a) tackle prejudice, and
b) promote understanding.
36. Compliance with the duties in this section may involve treating some persons more favourably than others but this is not to be taken as permitting conduct that would otherwise be prohibited by or under this Act. The relevant protected characteristics are - age; disability; gender reassignment; pregnancy and maternity; rate; religion or belief; sex, sexual orientation.
37. Any changes to social care services should demonstrate compliance with the Act and Equalities Impact Assessments will be undertaken where appropriate.
38. The agreement of a standard fee is intended to ensure that service users can gain access to homes in the independent sector providing good quality care at a reasonable cost.
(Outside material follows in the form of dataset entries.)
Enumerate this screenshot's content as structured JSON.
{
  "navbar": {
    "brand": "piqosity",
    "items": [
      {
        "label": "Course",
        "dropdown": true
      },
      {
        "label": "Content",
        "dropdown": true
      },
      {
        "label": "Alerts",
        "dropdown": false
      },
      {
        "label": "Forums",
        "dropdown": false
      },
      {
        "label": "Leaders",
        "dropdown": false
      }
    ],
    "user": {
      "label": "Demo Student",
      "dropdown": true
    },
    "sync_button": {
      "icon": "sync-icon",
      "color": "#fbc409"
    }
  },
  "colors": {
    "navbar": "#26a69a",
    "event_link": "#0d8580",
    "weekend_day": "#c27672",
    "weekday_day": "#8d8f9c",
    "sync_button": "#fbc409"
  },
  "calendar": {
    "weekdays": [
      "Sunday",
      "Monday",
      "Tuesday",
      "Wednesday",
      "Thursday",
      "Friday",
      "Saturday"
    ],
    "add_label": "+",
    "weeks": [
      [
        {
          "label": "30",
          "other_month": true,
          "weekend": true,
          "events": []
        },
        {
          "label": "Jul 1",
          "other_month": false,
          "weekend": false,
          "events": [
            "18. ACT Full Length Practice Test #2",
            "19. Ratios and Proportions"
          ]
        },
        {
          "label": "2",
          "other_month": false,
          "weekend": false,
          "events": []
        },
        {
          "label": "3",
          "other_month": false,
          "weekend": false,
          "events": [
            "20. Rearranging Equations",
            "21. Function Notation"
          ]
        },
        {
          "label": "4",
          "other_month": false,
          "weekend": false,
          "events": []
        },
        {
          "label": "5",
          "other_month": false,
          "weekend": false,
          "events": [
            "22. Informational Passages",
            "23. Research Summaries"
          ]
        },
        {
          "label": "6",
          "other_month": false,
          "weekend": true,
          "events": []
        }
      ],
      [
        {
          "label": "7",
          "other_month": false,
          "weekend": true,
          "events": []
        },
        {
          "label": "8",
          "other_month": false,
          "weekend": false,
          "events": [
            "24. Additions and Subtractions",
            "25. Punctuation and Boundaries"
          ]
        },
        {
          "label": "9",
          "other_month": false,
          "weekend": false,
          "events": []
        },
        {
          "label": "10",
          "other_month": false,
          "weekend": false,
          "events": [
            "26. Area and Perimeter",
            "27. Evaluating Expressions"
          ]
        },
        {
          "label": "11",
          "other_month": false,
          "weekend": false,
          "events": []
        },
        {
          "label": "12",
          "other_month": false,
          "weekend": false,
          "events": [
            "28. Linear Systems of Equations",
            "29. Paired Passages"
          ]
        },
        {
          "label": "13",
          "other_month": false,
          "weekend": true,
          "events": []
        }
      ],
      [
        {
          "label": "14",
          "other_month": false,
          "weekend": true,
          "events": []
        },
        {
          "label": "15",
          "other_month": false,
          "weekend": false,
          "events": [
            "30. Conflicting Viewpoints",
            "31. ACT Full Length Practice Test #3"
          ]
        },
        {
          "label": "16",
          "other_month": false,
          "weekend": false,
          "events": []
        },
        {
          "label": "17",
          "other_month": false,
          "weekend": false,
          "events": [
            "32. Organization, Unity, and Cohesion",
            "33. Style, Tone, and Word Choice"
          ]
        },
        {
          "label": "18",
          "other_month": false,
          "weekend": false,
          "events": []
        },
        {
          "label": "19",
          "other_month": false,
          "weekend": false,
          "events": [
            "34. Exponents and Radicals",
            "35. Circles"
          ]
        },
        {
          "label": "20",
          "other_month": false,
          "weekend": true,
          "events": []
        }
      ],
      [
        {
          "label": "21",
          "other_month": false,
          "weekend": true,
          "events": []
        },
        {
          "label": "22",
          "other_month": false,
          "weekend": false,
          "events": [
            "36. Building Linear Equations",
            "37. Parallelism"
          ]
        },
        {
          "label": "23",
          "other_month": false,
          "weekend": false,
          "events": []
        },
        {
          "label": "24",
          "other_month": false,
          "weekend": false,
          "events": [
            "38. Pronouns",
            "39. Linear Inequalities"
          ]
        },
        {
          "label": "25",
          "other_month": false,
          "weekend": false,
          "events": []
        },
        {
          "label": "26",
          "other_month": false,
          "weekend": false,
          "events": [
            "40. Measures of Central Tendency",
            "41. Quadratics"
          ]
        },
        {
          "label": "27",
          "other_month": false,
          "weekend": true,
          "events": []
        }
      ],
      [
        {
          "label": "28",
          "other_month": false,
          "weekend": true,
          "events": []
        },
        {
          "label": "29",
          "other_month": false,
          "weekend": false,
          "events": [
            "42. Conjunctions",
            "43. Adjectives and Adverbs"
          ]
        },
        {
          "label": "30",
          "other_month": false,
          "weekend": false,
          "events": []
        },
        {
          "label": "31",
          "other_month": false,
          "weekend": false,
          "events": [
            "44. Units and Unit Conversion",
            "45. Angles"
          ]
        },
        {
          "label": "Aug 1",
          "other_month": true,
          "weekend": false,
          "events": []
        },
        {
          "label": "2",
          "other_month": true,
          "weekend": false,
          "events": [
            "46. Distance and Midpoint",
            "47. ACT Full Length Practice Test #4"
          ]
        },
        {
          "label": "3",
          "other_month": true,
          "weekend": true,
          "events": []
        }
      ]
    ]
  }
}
39. The propose feel levels will contribute to the corporate priority of "working with partners to meet the diverse needs of our residents in ways that will safeguard and support those who are most vulnerable and in greatest need; help people to keep fit and healthy; and increase social cohesion and equality of opportunity for all."
Policy Framework and Budget
40. This is matter for executive decision
Consultation (including Ward Member Consultation)
41. Care home owners and managers have been engaged during the review of the methodology used to determine a fair price for residential care, collectively via the Vale of Glamorgan Care Homes Association and also individually via written communications. .
42. Three meetings have taken place with the independent care home sector regarding the fees for 2011/2012. The meetings have resulted in changes to the proposed fee level. Written responses were produced after the meetings and shared with the sector and are appended as Annex F and Annex G to this report.
43. There are no implications for individual Wards as a direct result of this report.
Relevant Scrutiny Committee
44. Social Care and Health
Cabinet meeting report and minutes of 15th October 2008 - A Fair Price for Residential Care 2007/2008
Cabinet meeting report and minutes of 19 January 2011 - the Statutory Guidance on Commissioning (Fulfilled Lives, Supporting Communities)
Cabinet Meeting report and minutes of 13th April, 2011 - Social Services Change Plan 2011-2014
Cabinet meeting report and minutes of 16 November 2011 - Social Services Commissioning Framework 2011 and the Social Services Commissioning Strategy for Older People's Services 2011 to 2018.
Cabinet meeting report and minutes of 16 November 2011 - Pressure on the Social Services Revenue Budget 2011/2012 and Budget Recovery Actions Plans.
Carys Lord, Head of Business Management and Innovation
Members of the Corporate Management Team
Director of Social Services